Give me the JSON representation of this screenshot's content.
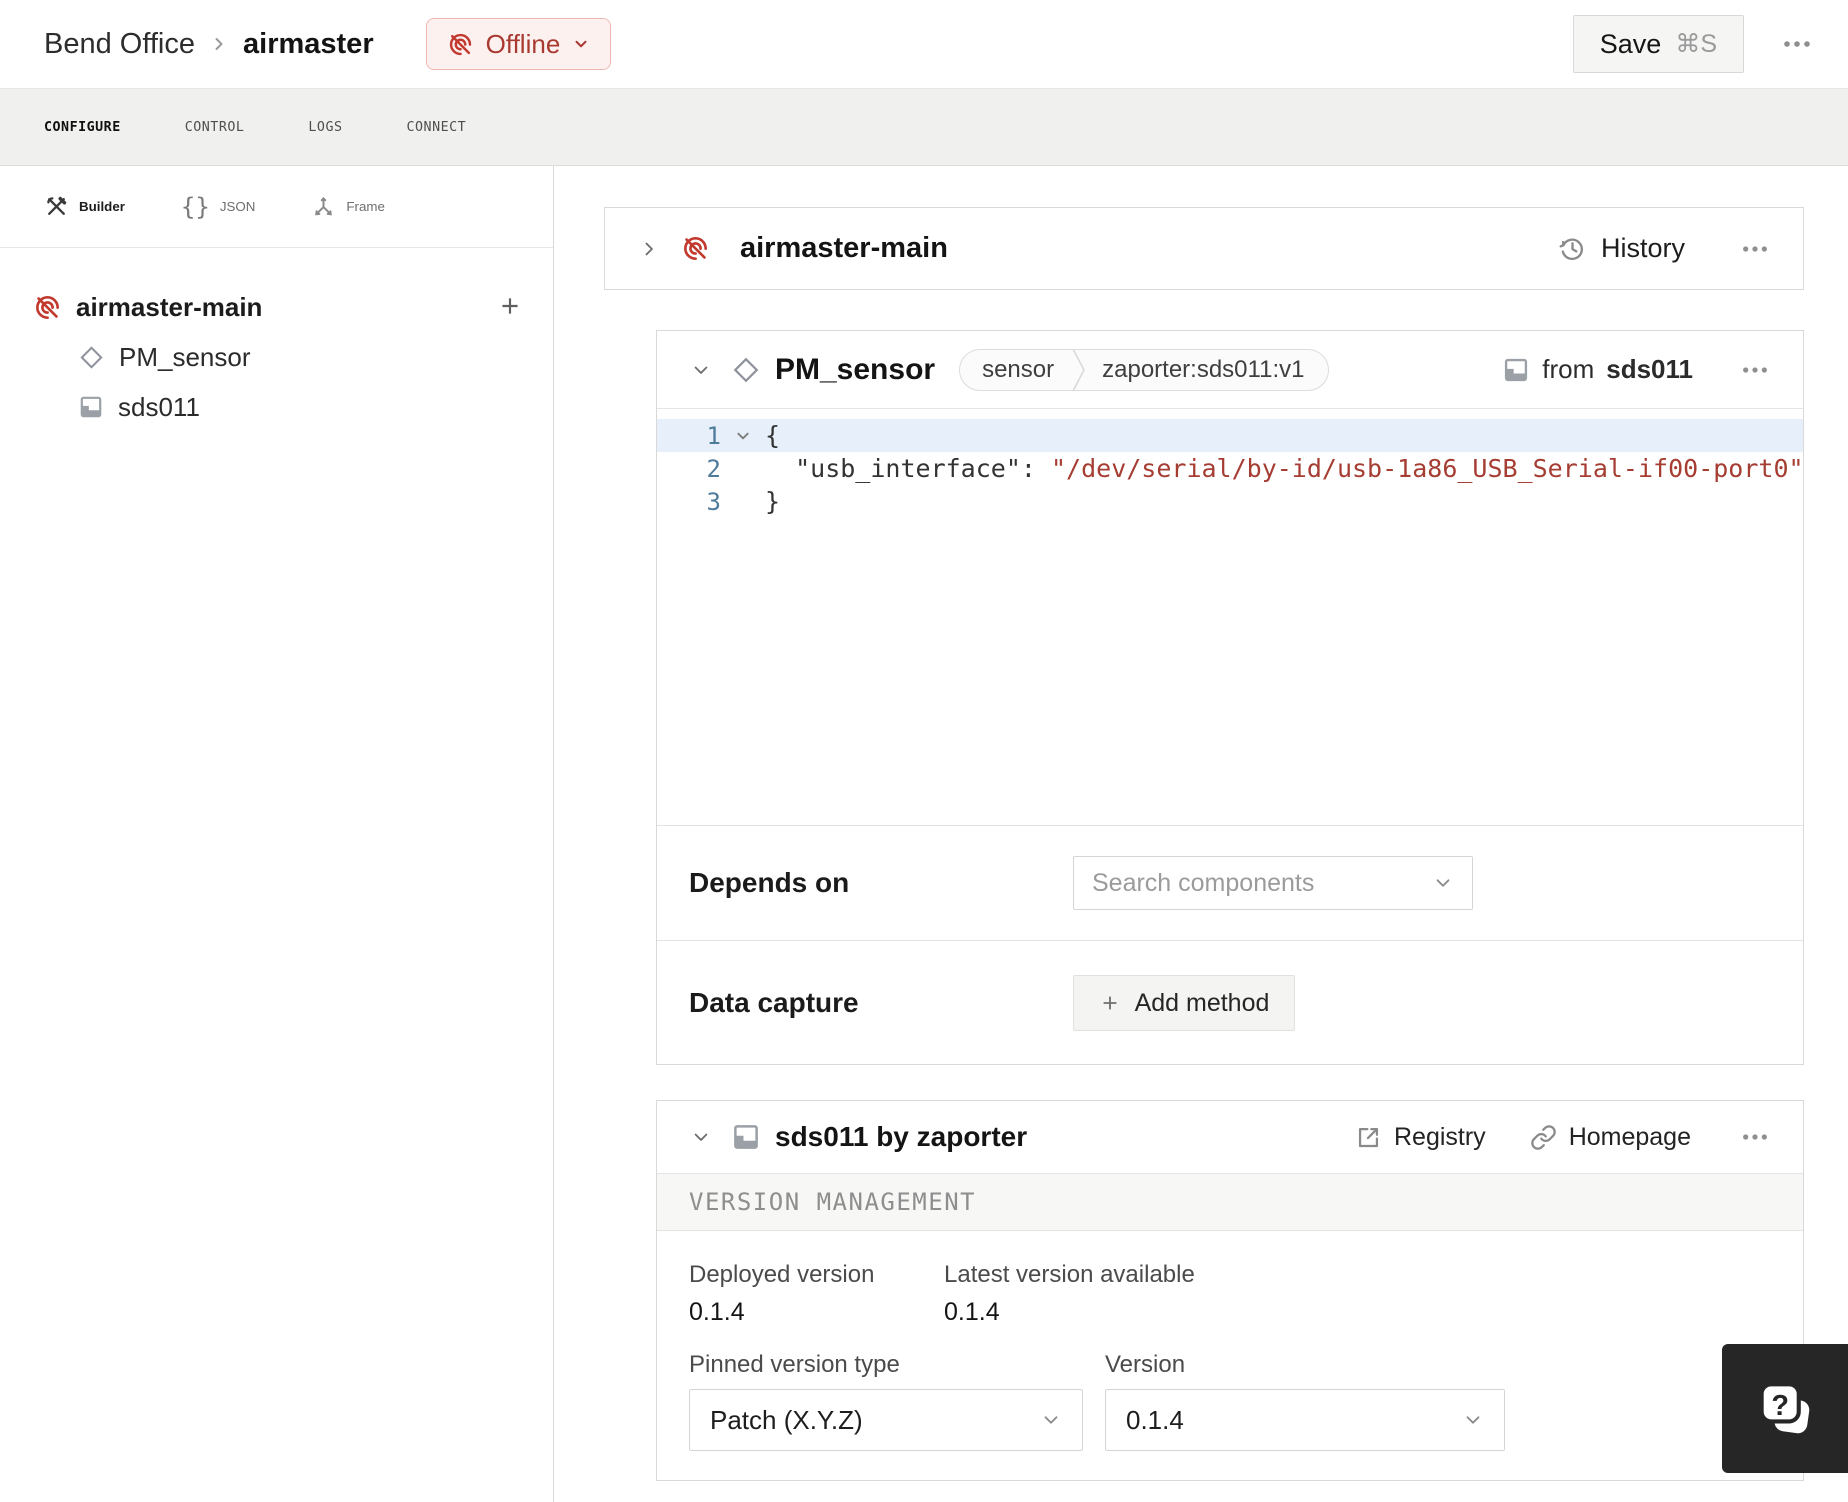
{
  "header": {
    "breadcrumb": {
      "org": "Bend Office",
      "machine": "airmaster"
    },
    "status_label": "Offline",
    "save_label": "Save",
    "save_shortcut": "⌘S"
  },
  "tabs": [
    {
      "label": "CONFIGURE",
      "active": true
    },
    {
      "label": "CONTROL",
      "active": false
    },
    {
      "label": "LOGS",
      "active": false
    },
    {
      "label": "CONNECT",
      "active": false
    }
  ],
  "sidebar": {
    "views": [
      {
        "label": "Builder",
        "icon": "tools-icon",
        "active": true
      },
      {
        "label": "JSON",
        "icon": "braces-icon",
        "active": false
      },
      {
        "label": "Frame",
        "icon": "frame-axes-icon",
        "active": false
      }
    ],
    "tree": {
      "root_label": "airmaster-main",
      "children": [
        {
          "label": "PM_sensor",
          "icon": "diamond-icon"
        },
        {
          "label": "sds011",
          "icon": "module-icon"
        }
      ]
    }
  },
  "main": {
    "machine_card": {
      "title": "airmaster-main",
      "history_label": "History"
    },
    "component_card": {
      "title": "PM_sensor",
      "type_badge": "sensor",
      "model_badge": "zaporter:sds011:v1",
      "from_label": "from",
      "from_module": "sds011",
      "editor": {
        "lines": [
          {
            "num": "1",
            "text": "{"
          },
          {
            "num": "2",
            "key": "  \"usb_interface\": ",
            "value": "\"/dev/serial/by-id/usb-1a86_USB_Serial-if00-port0\""
          },
          {
            "num": "3",
            "text": "}"
          }
        ]
      },
      "depends": {
        "label": "Depends on",
        "placeholder": "Search components"
      },
      "capture": {
        "label": "Data capture",
        "button_label": "Add method"
      }
    },
    "module_card": {
      "title": "sds011 by zaporter",
      "registry_label": "Registry",
      "homepage_label": "Homepage",
      "section_title": "VERSION MANAGEMENT",
      "deployed_label": "Deployed version",
      "deployed_value": "0.1.4",
      "latest_label": "Latest version available",
      "latest_value": "0.1.4",
      "pinned_label": "Pinned version type",
      "pinned_value": "Patch (X.Y.Z)",
      "version_label": "Version",
      "version_value": "0.1.4"
    }
  },
  "help": {
    "glyph": "?"
  },
  "colors": {
    "offline_red": "#c23a2f",
    "offline_text": "#a93a31",
    "offline_bg": "#fdf1f0",
    "offline_border": "#eeb9b3",
    "code_string_red": "#a63d33",
    "line_number_blue": "#4e7b9a",
    "active_line_bg": "#e7f0fa",
    "tabbar_bg": "#f0f0ee",
    "help_bg": "#262626"
  }
}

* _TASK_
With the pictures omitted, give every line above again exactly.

* _OUTPUT_
Give me the JSON representation of this screenshot's content.
{
  "header": {
    "breadcrumb": {
      "org": "Bend Office",
      "machine": "airmaster"
    },
    "status_label": "Offline",
    "save_label": "Save",
    "save_shortcut": "⌘S"
  },
  "tabs": [
    {
      "label": "CONFIGURE",
      "active": true
    },
    {
      "label": "CONTROL",
      "active": false
    },
    {
      "label": "LOGS",
      "active": false
    },
    {
      "label": "CONNECT",
      "active": false
    }
  ],
  "sidebar": {
    "views": [
      {
        "label": "Builder",
        "icon": "tools-icon",
        "active": true
      },
      {
        "label": "JSON",
        "icon": "braces-icon",
        "active": false
      },
      {
        "label": "Frame",
        "icon": "frame-axes-icon",
        "active": false
      }
    ],
    "tree": {
      "root_label": "airmaster-main",
      "children": [
        {
          "label": "PM_sensor",
          "icon": "diamond-icon"
        },
        {
          "label": "sds011",
          "icon": "module-icon"
        }
      ]
    }
  },
  "main": {
    "machine_card": {
      "title": "airmaster-main",
      "history_label": "History"
    },
    "component_card": {
      "title": "PM_sensor",
      "type_badge": "sensor",
      "model_badge": "zaporter:sds011:v1",
      "from_label": "from",
      "from_module": "sds011",
      "editor": {
        "lines": [
          {
            "num": "1",
            "text": "{"
          },
          {
            "num": "2",
            "key": "  \"usb_interface\": ",
            "value": "\"/dev/serial/by-id/usb-1a86_USB_Serial-if00-port0\""
          },
          {
            "num": "3",
            "text": "}"
          }
        ]
      },
      "depends": {
        "label": "Depends on",
        "placeholder": "Search components"
      },
      "capture": {
        "label": "Data capture",
        "button_label": "Add method"
      }
    },
    "module_card": {
      "title": "sds011 by zaporter",
      "registry_label": "Registry",
      "homepage_label": "Homepage",
      "section_title": "VERSION MANAGEMENT",
      "deployed_label": "Deployed version",
      "deployed_value": "0.1.4",
      "latest_label": "Latest version available",
      "latest_value": "0.1.4",
      "pinned_label": "Pinned version type",
      "pinned_value": "Patch (X.Y.Z)",
      "version_label": "Version",
      "version_value": "0.1.4"
    }
  },
  "help": {
    "glyph": "?"
  },
  "colors": {
    "offline_red": "#c23a2f",
    "offline_text": "#a93a31",
    "offline_bg": "#fdf1f0",
    "offline_border": "#eeb9b3",
    "code_string_red": "#a63d33",
    "line_number_blue": "#4e7b9a",
    "active_line_bg": "#e7f0fa",
    "tabbar_bg": "#f0f0ee",
    "help_bg": "#262626"
  }
}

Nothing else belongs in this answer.